Bredon is located 3 miles (5 km) north of the Gloucestershire town of Tewkesbury on the B4080 road. The River Avon forms the western boundary of the parish, and two of its tributaries, the Carrant Brook and Squitter Brook form the southern boundary.
The parish (including Bredon's Norton, formerly a separate parish to the north) extends from the Avon valley floor at an elevation of 32 feet (10 m) in the south-west to the upper slopes of Bredon Hill at an elevation of 820 feet (250 m) in the north-east. At its greatest extent the parish measures approximately 4.8 miles (7.7 km) long by 2.2 miles (3.5 km) wide, and covers around 4,125 acres (16.7 km2).
Bredon parish includes the hamlets of Bredon's Hardwick, Kinsham and Westmancote. At the 2011 census the parish had a population of 2,542 (Source:UK 2011 census). The parish is now combined with that of Bredon's Norton, which had a population of 247 at the 2011 census.
From the Norman Conquest (1066) to the end of the Late Medieval Period (1500), the parish was governed under the feudal system. The manor was held by the Bishop of Worcester, who maintained a summer residence, park and fisheries on the site of the first monastery, and the medieval village developed around these church buildings. Following the Reformation in the 16th century, the manor passed to the Crown.
In 1718, wealthy resident William Hancock (a descendant of William Hancock?) founded Bredon Hancock's Endowed Church of England First School. Bredon’s Act of Inclosure was passed in 1811, and among those gaining large consolidated holdings were the lord of the manor, Rev. Richard Darke, and the rector, Rev. John Keysall.

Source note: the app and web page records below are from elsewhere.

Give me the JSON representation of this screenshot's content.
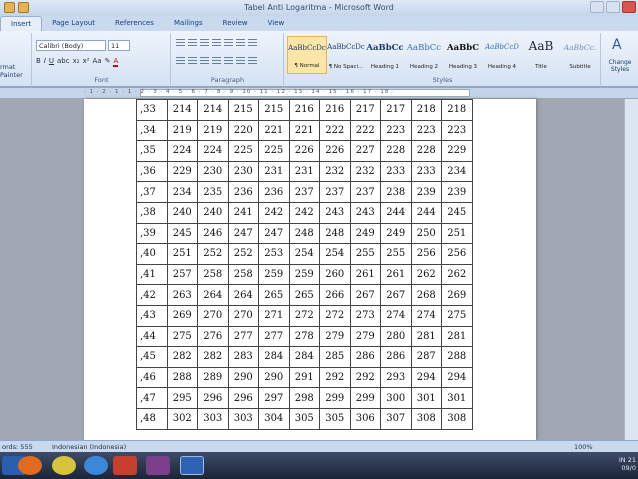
{
  "window": {
    "title": "Tabel Anti Logaritma - Microsoft Word"
  },
  "tabs": [
    "Insert",
    "Page Layout",
    "References",
    "Mailings",
    "Review",
    "View"
  ],
  "ribbon": {
    "clipboard": {
      "format_painter": "rmat Painter"
    },
    "font": {
      "name": "Calibri (Body)",
      "size": "11",
      "label": "Font"
    },
    "paragraph": {
      "label": "Paragraph"
    },
    "styles": {
      "label": "Styles",
      "items": [
        {
          "sample": "AaBbCcDc",
          "name": "¶ Normal"
        },
        {
          "sample": "AaBbCcDc",
          "name": "¶ No Spaci..."
        },
        {
          "sample": "AaBbCc",
          "name": "Heading 1"
        },
        {
          "sample": "AaBbCc",
          "name": "Heading 2"
        },
        {
          "sample": "AaBbC",
          "name": "Heading 3"
        },
        {
          "sample": "AaBbCcD",
          "name": "Heading 4"
        },
        {
          "sample": "AaB",
          "name": "Title"
        },
        {
          "sample": "AaBbCc.",
          "name": "Subtitle"
        }
      ],
      "change_styles": "Change Styles"
    }
  },
  "table": {
    "rows": [
      {
        "key": ",33",
        "values": [
          "214",
          "214",
          "215",
          "215",
          "216",
          "216",
          "217",
          "217",
          "218",
          "218"
        ]
      },
      {
        "key": ",34",
        "values": [
          "219",
          "219",
          "220",
          "221",
          "221",
          "222",
          "222",
          "223",
          "223",
          "223"
        ]
      },
      {
        "key": ",35",
        "values": [
          "224",
          "224",
          "225",
          "225",
          "226",
          "226",
          "227",
          "228",
          "228",
          "229"
        ]
      },
      {
        "key": ",36",
        "values": [
          "229",
          "230",
          "230",
          "231",
          "231",
          "232",
          "232",
          "233",
          "233",
          "234"
        ]
      },
      {
        "key": ",37",
        "values": [
          "234",
          "235",
          "236",
          "236",
          "237",
          "237",
          "237",
          "238",
          "239",
          "239"
        ]
      },
      {
        "key": ",38",
        "values": [
          "240",
          "240",
          "241",
          "242",
          "242",
          "243",
          "243",
          "244",
          "244",
          "245"
        ]
      },
      {
        "key": ",39",
        "values": [
          "245",
          "246",
          "247",
          "247",
          "248",
          "248",
          "249",
          "249",
          "250",
          "251"
        ]
      },
      {
        "key": ",40",
        "values": [
          "251",
          "252",
          "252",
          "253",
          "254",
          "254",
          "255",
          "255",
          "256",
          "256"
        ]
      },
      {
        "key": ",41",
        "values": [
          "257",
          "258",
          "258",
          "259",
          "259",
          "260",
          "261",
          "261",
          "262",
          "262"
        ]
      },
      {
        "key": ",42",
        "values": [
          "263",
          "264",
          "264",
          "265",
          "265",
          "266",
          "267",
          "267",
          "268",
          "269"
        ]
      },
      {
        "key": ",43",
        "values": [
          "269",
          "270",
          "270",
          "271",
          "272",
          "272",
          "273",
          "274",
          "274",
          "275"
        ]
      },
      {
        "key": ",44",
        "values": [
          "275",
          "276",
          "277",
          "277",
          "278",
          "279",
          "279",
          "280",
          "281",
          "281"
        ]
      },
      {
        "key": ",45",
        "values": [
          "282",
          "282",
          "283",
          "284",
          "284",
          "285",
          "286",
          "286",
          "287",
          "288"
        ]
      },
      {
        "key": ",46",
        "values": [
          "288",
          "289",
          "290",
          "290",
          "291",
          "292",
          "292",
          "293",
          "294",
          "294"
        ]
      },
      {
        "key": ",47",
        "values": [
          "295",
          "296",
          "296",
          "297",
          "298",
          "299",
          "299",
          "300",
          "301",
          "301"
        ]
      },
      {
        "key": ",48",
        "values": [
          "302",
          "303",
          "303",
          "304",
          "305",
          "305",
          "306",
          "307",
          "308",
          "308"
        ]
      }
    ]
  },
  "status": {
    "words": "ords: 555",
    "language": "Indonesian (Indonesia)",
    "zoom": "100%"
  },
  "tray": {
    "lang": "IN",
    "time": "21",
    "date": "09/0"
  }
}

The Birmingham and Gloucester Railway, one of the world's oldest main line railways, was constructed during the 1830s and 1840s through the village, with Bredon station opening in 1841. This remained in operation until 1965, when it was closed under the Beeching Axe. In February 1971, a new section of the M5 motorway was opened, cutting through the parish to the west of the village.